- [Supplied records]
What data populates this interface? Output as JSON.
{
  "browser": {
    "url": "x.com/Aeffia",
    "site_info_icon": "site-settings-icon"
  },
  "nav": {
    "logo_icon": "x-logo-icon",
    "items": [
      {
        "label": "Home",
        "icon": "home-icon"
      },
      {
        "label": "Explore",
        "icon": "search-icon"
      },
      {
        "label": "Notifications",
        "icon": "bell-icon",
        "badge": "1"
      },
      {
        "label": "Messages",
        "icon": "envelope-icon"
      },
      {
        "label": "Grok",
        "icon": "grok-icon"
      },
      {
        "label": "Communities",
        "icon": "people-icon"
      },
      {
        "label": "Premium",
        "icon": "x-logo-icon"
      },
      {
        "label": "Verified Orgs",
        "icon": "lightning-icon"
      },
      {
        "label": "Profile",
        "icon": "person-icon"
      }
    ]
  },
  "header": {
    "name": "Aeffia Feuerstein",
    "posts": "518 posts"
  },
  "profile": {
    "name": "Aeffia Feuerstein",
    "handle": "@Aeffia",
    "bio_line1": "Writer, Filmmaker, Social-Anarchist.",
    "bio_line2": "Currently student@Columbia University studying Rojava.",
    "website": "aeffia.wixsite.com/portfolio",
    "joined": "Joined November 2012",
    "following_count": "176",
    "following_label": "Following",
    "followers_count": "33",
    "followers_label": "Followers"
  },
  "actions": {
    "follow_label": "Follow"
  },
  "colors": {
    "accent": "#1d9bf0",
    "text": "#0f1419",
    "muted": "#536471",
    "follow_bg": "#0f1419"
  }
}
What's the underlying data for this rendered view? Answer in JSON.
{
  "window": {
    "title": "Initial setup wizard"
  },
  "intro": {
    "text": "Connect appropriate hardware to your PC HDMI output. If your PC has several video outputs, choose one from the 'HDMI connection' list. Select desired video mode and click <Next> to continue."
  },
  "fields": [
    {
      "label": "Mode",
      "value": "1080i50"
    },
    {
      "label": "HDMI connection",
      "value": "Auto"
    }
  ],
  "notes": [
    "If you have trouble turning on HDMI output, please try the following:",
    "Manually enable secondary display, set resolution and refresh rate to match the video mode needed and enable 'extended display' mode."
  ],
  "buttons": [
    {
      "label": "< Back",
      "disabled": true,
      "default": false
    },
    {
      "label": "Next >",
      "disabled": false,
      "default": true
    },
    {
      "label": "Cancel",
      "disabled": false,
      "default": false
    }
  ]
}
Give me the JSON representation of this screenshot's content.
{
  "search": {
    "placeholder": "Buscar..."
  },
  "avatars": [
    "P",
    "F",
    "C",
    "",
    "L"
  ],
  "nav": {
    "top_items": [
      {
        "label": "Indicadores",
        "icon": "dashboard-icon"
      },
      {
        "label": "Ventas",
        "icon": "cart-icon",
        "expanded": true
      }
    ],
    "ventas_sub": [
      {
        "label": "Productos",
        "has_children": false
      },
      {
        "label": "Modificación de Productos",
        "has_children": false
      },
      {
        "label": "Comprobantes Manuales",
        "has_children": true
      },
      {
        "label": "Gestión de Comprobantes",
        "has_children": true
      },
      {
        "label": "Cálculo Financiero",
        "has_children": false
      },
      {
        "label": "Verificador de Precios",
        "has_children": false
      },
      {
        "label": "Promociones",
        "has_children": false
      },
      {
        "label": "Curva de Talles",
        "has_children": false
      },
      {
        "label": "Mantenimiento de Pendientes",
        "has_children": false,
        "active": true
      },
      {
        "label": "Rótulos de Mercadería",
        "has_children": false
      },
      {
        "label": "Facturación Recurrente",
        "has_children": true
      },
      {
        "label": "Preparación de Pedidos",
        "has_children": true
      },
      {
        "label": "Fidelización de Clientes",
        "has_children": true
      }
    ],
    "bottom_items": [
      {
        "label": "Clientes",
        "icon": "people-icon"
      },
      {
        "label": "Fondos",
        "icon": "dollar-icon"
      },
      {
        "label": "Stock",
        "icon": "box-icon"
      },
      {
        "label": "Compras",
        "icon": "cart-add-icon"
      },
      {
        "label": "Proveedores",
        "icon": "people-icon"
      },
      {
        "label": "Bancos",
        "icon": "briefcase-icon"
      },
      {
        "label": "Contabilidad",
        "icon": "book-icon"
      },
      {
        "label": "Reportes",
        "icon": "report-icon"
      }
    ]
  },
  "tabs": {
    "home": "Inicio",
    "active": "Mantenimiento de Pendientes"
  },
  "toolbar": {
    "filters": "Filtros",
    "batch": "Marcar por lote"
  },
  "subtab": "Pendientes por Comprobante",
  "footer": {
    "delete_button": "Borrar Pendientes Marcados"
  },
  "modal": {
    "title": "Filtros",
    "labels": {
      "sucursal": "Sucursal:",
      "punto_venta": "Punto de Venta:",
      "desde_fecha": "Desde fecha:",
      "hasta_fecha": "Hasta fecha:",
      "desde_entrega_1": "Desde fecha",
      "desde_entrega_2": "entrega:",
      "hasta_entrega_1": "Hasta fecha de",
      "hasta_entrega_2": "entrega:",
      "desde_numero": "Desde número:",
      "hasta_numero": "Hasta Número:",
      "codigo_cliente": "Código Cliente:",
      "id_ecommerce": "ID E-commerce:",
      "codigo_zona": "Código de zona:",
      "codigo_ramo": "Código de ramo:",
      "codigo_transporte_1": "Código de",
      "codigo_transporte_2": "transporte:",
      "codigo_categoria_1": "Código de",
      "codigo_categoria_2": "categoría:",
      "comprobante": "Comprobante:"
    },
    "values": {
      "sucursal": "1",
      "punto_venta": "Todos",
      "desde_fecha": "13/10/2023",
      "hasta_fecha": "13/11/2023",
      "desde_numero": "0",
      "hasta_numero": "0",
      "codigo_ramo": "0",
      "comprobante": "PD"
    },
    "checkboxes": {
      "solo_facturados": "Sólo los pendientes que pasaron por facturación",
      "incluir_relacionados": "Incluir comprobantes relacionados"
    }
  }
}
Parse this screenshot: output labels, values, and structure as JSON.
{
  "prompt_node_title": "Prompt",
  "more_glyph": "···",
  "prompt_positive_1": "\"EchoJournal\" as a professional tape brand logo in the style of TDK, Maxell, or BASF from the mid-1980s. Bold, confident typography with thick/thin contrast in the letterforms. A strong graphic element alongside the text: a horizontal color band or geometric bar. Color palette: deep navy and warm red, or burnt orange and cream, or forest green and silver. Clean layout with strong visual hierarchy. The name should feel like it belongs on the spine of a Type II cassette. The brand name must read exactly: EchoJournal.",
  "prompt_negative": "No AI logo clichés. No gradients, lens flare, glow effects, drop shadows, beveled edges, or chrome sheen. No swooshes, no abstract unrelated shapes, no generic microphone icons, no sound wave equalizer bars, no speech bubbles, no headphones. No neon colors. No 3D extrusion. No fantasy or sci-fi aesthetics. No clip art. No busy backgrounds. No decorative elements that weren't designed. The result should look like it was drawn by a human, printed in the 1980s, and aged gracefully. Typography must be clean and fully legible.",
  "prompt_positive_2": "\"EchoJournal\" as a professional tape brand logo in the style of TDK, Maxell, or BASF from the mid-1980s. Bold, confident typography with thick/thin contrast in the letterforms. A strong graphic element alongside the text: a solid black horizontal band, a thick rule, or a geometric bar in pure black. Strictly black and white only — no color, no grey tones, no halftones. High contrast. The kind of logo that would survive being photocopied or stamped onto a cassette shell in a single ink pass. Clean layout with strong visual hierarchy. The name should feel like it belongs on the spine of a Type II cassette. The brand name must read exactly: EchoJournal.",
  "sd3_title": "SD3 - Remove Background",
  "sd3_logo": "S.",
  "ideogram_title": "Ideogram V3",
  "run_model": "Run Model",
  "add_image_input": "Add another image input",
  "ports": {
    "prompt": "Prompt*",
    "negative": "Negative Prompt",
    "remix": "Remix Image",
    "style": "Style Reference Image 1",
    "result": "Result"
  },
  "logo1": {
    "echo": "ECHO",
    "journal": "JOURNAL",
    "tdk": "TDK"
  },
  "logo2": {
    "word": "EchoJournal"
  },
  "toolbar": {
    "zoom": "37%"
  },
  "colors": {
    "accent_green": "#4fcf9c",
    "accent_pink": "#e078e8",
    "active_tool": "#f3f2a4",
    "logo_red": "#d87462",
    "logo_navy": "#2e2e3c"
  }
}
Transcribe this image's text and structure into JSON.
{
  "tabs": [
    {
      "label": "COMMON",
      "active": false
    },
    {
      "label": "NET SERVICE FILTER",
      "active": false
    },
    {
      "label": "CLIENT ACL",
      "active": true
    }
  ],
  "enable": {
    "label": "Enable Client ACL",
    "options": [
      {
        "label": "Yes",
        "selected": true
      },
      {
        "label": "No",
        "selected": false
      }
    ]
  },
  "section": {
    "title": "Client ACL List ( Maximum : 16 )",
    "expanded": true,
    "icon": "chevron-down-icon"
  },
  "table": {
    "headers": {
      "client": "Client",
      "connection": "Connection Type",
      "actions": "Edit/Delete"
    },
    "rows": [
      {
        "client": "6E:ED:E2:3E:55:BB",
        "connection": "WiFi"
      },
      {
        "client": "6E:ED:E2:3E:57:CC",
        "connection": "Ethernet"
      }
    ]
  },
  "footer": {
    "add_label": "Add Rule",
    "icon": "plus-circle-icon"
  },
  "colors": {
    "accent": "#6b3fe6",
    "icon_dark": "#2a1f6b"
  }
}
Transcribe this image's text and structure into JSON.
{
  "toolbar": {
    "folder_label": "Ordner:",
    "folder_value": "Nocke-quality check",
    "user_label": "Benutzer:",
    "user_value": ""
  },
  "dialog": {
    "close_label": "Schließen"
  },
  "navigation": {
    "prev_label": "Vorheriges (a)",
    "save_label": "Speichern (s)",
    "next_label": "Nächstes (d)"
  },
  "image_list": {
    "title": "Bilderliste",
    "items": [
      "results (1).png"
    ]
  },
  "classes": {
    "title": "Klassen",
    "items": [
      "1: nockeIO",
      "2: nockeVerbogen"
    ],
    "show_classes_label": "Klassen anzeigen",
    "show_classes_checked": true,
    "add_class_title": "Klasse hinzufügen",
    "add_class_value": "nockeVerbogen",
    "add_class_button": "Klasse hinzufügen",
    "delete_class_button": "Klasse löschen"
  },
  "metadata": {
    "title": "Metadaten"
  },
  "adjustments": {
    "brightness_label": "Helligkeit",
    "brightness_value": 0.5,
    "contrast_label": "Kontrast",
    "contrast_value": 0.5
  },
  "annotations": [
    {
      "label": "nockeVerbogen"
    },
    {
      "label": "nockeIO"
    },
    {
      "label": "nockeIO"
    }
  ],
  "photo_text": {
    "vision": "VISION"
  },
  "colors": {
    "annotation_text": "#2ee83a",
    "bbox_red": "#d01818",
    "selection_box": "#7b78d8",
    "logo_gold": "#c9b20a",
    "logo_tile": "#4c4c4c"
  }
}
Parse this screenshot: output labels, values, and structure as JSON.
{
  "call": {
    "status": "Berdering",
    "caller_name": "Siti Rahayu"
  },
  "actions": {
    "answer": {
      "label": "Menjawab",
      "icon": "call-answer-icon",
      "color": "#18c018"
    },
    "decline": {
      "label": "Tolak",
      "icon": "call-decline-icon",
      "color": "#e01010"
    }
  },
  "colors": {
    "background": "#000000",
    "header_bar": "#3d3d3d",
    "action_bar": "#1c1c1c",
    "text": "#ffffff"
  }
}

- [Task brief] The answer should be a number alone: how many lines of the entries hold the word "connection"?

- [Answer] 5